The three jurisdictions in Virginia that use the Hart eSlate system -- Charlottesville (which has been using the machines since 2002), Alexandria (since 2003), and Falls Church (since 2004) -- often consult with each other on technology issues. We all also attend the annual Hart Users Group meeting. (Last year it was in Orange County, California, which has more voters -- and therefore more machines -- than any single voting jurisdiction in Virginia. The year previous, the Hart Users Group met in Charlottesville. This year's meeting has been delayed until March 2007, when it will be held in Austin, Texas, where Hart has its corporate headquarters.) The users group meetings allow election officials and voting equipment technicians from different voting jurisdictions around the country to talk about problems they encounter and how they solve them, and they are excellent forums for discussing with Hart Intercivic engineers ways in which the system can be improved.
The reason I mention this is to emphasize that our elections offices are not passively using this equipment: We participate in a continual process to improve and upgrade the software, hardware, and firmware. We have been active participants, for instance, as Hart has worked towards designing a "paper trail" add-on, which is likely to become mandatory in a few years.
This particular problem of truncated names has been known to us for several years. The first time we became acutely aware of it was during a City Council election in 2004, and we immediately reacted by deploying posters in every voting booth in the city explaining that "if you vote for XXXX, the name will appear on the summary screen as XX; this does not affect your vote." Voters (in Charlottesville, at least) have learned to expect the posters and we have had few complaints since 2004, because we are now prepared before each election for summary screen discrepancies.
In the meantime, I recommend that people considering a run for public office should think about changing their names to, say, "Emmanuel Ax" or "Cher."
I would write more, but I have to head downtown for the pre-election training session with the Chief Election Officers, Assistant Chiefs, and Closing Specialists from each of Charlottesville's nine polling places. I am sure the Washington Post article will be a topic of discussion there.
Updates: Law professor Rick Hasen has this to say on his popular Election Law Blog:
Assuming this problem cannot be remedied, I wonder if Democrats would like signs to be put up at polling places explaining that a vote for "James H. 'Jim'" counts as a vote for James Webb. Seems like only the fair thing to do.We're way ahead of you, professor. Here are some pictures of the notice that will appear in each voting booth in Charlottesville. As noted above, there will also be much larger notices posted at the demonstration table.
Channel 29's David Douglas has a report on the issue, which he delivers in his inimitable style: "What if you took my last name away and it just said 'David'? Would you still know who I was?" You can see the video at NBC29.com.
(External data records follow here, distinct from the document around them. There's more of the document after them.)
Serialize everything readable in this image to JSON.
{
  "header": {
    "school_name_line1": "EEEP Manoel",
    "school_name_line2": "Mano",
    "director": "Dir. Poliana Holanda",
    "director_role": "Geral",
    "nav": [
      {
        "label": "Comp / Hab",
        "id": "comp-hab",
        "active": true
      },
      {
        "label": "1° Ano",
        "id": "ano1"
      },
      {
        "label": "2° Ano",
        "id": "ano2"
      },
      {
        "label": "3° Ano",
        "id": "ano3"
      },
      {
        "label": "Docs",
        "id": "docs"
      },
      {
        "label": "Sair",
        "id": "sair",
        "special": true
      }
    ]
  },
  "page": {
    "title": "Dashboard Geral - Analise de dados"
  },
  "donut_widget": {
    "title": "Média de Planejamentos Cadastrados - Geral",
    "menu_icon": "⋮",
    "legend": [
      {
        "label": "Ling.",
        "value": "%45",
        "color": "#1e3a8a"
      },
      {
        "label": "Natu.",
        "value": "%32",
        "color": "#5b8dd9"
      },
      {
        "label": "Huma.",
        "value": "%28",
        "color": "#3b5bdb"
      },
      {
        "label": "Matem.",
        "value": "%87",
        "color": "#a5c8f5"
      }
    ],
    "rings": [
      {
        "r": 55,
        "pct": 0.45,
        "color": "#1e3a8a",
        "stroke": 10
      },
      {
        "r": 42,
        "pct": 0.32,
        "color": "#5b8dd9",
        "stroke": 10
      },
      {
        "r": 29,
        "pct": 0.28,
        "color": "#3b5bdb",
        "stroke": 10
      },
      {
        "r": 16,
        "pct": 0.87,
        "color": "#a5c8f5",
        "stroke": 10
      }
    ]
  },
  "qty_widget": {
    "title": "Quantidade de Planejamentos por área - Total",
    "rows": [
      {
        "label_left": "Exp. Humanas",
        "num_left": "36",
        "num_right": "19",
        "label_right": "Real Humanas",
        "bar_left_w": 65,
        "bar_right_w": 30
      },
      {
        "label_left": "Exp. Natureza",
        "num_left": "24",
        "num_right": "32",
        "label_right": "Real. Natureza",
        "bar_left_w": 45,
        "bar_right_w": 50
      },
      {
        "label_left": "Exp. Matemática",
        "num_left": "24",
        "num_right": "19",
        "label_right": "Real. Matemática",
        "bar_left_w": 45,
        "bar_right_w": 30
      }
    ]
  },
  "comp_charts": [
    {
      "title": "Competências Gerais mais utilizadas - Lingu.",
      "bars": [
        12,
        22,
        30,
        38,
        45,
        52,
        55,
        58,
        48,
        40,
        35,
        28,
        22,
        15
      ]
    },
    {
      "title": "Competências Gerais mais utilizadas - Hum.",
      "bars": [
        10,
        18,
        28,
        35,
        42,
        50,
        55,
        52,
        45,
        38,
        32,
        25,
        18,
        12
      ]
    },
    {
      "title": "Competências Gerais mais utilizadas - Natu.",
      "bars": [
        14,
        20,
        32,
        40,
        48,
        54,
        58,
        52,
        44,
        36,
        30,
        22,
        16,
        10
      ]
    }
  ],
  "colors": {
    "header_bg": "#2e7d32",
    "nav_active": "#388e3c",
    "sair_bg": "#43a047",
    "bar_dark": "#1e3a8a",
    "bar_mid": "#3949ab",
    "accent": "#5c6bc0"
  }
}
WCAV-TV also has a report, narrated by Philip Stewart.
Bob Gibson will have an article on the truncated names in tomorrow's Daily Progress; I'll link to it when it's available. (Here it is.)
Another Update: There's a vigorous discussion of this topic going on over at CvilleNews.com.